**YOUR ASSIGNMENT**
The records that follow must be repeated verbatim, every one of them.

**DATA EXTRACTS**
- - - - - - -

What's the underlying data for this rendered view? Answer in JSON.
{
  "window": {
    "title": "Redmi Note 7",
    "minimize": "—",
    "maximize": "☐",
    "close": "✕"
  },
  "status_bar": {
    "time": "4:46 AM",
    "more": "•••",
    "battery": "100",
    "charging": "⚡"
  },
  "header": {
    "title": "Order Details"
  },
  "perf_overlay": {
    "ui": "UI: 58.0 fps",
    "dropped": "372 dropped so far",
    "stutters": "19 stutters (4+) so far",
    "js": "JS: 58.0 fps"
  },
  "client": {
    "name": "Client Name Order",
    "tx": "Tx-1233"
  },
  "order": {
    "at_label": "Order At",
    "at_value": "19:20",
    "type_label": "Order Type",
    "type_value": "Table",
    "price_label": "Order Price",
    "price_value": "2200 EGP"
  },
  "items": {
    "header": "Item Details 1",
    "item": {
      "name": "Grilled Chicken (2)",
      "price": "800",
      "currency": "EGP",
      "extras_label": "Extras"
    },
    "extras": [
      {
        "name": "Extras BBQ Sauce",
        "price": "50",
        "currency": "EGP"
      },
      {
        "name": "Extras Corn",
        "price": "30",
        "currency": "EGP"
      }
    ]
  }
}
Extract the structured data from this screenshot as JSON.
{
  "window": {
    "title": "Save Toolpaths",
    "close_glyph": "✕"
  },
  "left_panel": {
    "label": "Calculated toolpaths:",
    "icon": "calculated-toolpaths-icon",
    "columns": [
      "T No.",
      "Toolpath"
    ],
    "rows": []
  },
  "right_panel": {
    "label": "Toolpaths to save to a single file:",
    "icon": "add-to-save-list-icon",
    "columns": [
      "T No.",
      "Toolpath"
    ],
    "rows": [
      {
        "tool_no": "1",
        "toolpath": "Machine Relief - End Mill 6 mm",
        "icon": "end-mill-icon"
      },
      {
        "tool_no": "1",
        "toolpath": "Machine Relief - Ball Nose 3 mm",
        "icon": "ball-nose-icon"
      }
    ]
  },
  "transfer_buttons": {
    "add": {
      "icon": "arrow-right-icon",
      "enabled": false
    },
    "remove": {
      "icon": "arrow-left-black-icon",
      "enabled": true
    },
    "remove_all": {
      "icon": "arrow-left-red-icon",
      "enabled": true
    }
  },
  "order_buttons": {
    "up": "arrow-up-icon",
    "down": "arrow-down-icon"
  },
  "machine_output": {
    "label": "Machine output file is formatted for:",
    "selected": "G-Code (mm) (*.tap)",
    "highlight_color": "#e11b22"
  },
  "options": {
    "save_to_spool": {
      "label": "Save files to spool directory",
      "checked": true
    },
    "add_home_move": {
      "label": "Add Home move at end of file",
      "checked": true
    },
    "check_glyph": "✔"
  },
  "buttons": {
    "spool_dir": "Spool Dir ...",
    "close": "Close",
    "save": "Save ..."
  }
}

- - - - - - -

**RESULT FOR THIS TASK**
What's the underlying data for this rendered view? Answer in JSON.
{
  "window": {
    "title": "Redmi Note 7",
    "minimize": "—",
    "maximize": "☐",
    "close": "✕"
  },
  "status_bar": {
    "time": "4:46 AM",
    "more": "•••",
    "battery": "100",
    "charging": "⚡"
  },
  "header": {
    "title": "Order Details"
  },
  "perf_overlay": {
    "ui": "UI: 58.0 fps",
    "dropped": "372 dropped so far",
    "stutters": "19 stutters (4+) so far",
    "js": "JS: 58.0 fps"
  },
  "client": {
    "name": "Client Name Order",
    "tx": "Tx-1233"
  },
  "order": {
    "at_label": "Order At",
    "at_value": "19:20",
    "type_label": "Order Type",
    "type_value": "Table",
    "price_label": "Order Price",
    "price_value": "2200 EGP"
  },
  "items": {
    "header": "Item Details 1",
    "item": {
      "name": "Grilled Chicken (2)",
      "price": "800",
      "currency": "EGP",
      "extras_label": "Extras"
    },
    "extras": [
      {
        "name": "Extras BBQ Sauce",
        "price": "50",
        "currency": "EGP"
      },
      {
        "name": "Extras Corn",
        "price": "30",
        "currency": "EGP"
      }
    ]
  }
}
Extract the structured data from this screenshot as JSON.
{
  "window": {
    "title": "Save Toolpaths",
    "close_glyph": "✕"
  },
  "left_panel": {
    "label": "Calculated toolpaths:",
    "icon": "calculated-toolpaths-icon",
    "columns": [
      "T No.",
      "Toolpath"
    ],
    "rows": []
  },
  "right_panel": {
    "label": "Toolpaths to save to a single file:",
    "icon": "add-to-save-list-icon",
    "columns": [
      "T No.",
      "Toolpath"
    ],
    "rows": [
      {
        "tool_no": "1",
        "toolpath": "Machine Relief - End Mill 6 mm",
        "icon": "end-mill-icon"
      },
      {
        "tool_no": "1",
        "toolpath": "Machine Relief - Ball Nose 3 mm",
        "icon": "ball-nose-icon"
      }
    ]
  },
  "transfer_buttons": {
    "add": {
      "icon": "arrow-right-icon",
      "enabled": false
    },
    "remove": {
      "icon": "arrow-left-black-icon",
      "enabled": true
    },
    "remove_all": {
      "icon": "arrow-left-red-icon",
      "enabled": true
    }
  },
  "order_buttons": {
    "up": "arrow-up-icon",
    "down": "arrow-down-icon"
  },
  "machine_output": {
    "label": "Machine output file is formatted for:",
    "selected": "G-Code (mm) (*.tap)",
    "highlight_color": "#e11b22"
  },
  "options": {
    "save_to_spool": {
      "label": "Save files to spool directory",
      "checked": true
    },
    "add_home_move": {
      "label": "Add Home move at end of file",
      "checked": true
    },
    "check_glyph": "✔"
  },
  "buttons": {
    "spool_dir": "Spool Dir ...",
    "close": "Close",
    "save": "Save ..."
  }
}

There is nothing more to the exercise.